Local crisis hotline returns as HAVEN continues recovery
HAVEN in Lee County took another step toward full recovery last week, when local volunteers resumed working its 24-hour domestic violence hotline.
The outreach for those escaping domestic abuse and sexual violence closed its shelter operations in August after a "perfect storm" of increased expenses and a decline in funding.
Even in its most difficult weeks, HAVEN continued operating its crisis hotline, relying on volunteers in nearby counties to handle calls after business hours. Now, all of the 90 calls received each month, on average, are being handled once again by trained local volunteers and staff.
Susan King, HAVEN's interim executive director, says the hotline is a centerpiece for the outreach. In addition to handling crisis calls from women needing to escape dangerous situations at the moment, it also refers domestic violence victims to organizations providing legal advice, food and other practical assistance.
"It's absolutely essential because there has to be a way for someone to reach out whenever the opportunity arises — whether it's at three o'clock in the afternoon or three o'clock in the morning," says King. "People with a violent partner don't have control of their lives; they're not allowed to do certain things. So, a lot of times, they need to be secretive and make that call for help at that one time when they have a chance."
Having local volunteers on the crisis hotline also allows HAVEN to receive more grant funding.

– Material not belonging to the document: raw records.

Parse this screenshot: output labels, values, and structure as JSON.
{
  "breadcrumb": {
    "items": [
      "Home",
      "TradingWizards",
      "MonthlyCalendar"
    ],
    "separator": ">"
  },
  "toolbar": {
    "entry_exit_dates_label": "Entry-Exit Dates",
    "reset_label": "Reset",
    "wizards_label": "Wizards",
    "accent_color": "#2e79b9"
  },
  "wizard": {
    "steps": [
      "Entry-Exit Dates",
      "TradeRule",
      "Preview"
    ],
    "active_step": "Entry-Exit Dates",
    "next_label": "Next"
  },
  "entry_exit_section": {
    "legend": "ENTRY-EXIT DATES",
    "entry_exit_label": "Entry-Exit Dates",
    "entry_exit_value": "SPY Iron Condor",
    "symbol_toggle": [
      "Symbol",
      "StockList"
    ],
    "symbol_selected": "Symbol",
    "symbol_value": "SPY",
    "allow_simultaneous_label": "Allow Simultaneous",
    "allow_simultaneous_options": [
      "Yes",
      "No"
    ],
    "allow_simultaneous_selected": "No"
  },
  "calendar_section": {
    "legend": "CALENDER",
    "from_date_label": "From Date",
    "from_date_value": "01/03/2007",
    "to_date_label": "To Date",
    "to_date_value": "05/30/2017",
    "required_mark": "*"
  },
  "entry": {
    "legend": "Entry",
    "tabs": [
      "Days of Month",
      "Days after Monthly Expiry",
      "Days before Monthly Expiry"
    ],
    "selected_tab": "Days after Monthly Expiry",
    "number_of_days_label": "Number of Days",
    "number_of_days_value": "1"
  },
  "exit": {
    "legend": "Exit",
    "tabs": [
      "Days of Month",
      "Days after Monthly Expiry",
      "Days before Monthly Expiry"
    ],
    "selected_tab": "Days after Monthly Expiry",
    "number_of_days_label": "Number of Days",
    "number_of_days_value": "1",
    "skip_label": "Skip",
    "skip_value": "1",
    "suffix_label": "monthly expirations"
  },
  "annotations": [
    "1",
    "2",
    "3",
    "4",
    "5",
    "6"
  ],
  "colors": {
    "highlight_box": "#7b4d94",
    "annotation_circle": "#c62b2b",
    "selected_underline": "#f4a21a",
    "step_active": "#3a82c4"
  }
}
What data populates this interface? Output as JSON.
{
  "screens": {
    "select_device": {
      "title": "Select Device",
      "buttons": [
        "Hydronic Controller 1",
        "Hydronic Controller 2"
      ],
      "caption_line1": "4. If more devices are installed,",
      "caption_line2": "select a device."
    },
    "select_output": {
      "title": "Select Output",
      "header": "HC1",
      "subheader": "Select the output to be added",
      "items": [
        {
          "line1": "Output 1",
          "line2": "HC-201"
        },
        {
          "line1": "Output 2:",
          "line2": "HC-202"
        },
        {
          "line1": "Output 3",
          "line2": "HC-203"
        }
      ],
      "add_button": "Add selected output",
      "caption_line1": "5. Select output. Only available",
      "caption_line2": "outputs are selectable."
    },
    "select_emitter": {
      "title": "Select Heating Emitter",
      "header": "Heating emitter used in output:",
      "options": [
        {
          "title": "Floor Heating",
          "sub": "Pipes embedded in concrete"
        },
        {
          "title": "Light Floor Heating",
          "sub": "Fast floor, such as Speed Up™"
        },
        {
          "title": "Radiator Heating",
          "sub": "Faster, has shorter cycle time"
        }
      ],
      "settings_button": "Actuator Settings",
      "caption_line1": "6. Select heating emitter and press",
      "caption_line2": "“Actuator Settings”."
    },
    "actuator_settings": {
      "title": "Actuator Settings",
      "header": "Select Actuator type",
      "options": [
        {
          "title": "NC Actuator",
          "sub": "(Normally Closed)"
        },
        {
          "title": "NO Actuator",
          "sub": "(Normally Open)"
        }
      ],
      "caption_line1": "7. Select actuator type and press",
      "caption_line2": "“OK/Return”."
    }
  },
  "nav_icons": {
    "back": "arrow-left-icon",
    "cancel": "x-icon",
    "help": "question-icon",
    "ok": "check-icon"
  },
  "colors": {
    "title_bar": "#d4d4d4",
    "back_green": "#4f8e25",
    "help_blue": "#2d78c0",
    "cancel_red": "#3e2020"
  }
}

As an example, King points to one state grant that helps pay for staff working in the shelter and office. It's an essential part of the organization's financial picture, she says, but HAVEN must have a local hotline to receive the funding.
HAVEN's hotline is just the latest sign that the nonprofit continues on the road to recovery.
King says HAVEN has been pursuing a plan crafted by banking and financial professionals and is meeting all of its goals on schedule. The organization also continues to receive contributions from the community — a key component to the recovery, since local contributions provide the matching funds required to receive some grants.
For almost three decades, HAVEN has provided safety and practical assistance for those needing help. In addition to operating the crisis hotline and a safe shelter on Bracken Street, the nonprofit has provided referrals and counseling, assisted abuse survivors in obtaining protective orders in court and accompanied them to hospital appointments.
Though the situation may have looked bleak weeks ago, King is upbeat about the future.
"Maybe the most encouraging sign is how supportive this community has been," she says. "We've had civic groups like the Sanford Civitan Club making large contributions, and I can't tell you how many people have sent us donations and notes of encouragement. For people facing domestic abuse and sexual violence, HAVEN can literally be the difference between life and death. And its heartwarming to see everyone in our community working together to provide the help they need."
The United Way of Lee County is accepting contributions for HAVEN by credit card or check. Anyone wanting to make a donation can contact the United Way at (919) 776-5823 or 507 N. Steele St., Sanford, NC, 27330. Credit card contributions also can be made through the United Way of Lee County website at leecountyunitedway.org. Online contributors should designate their credit card contribution to HAVEN in Lee County by contacting the United Way office.
Checks also may be sent directly to HAVEN in Lee County, P.O. Box 3191, Sanford, NC, 27331.
HAVEN receives financial assistance from the United Way of Lee County and contributions from a number of businesses, funding agencies and individuals.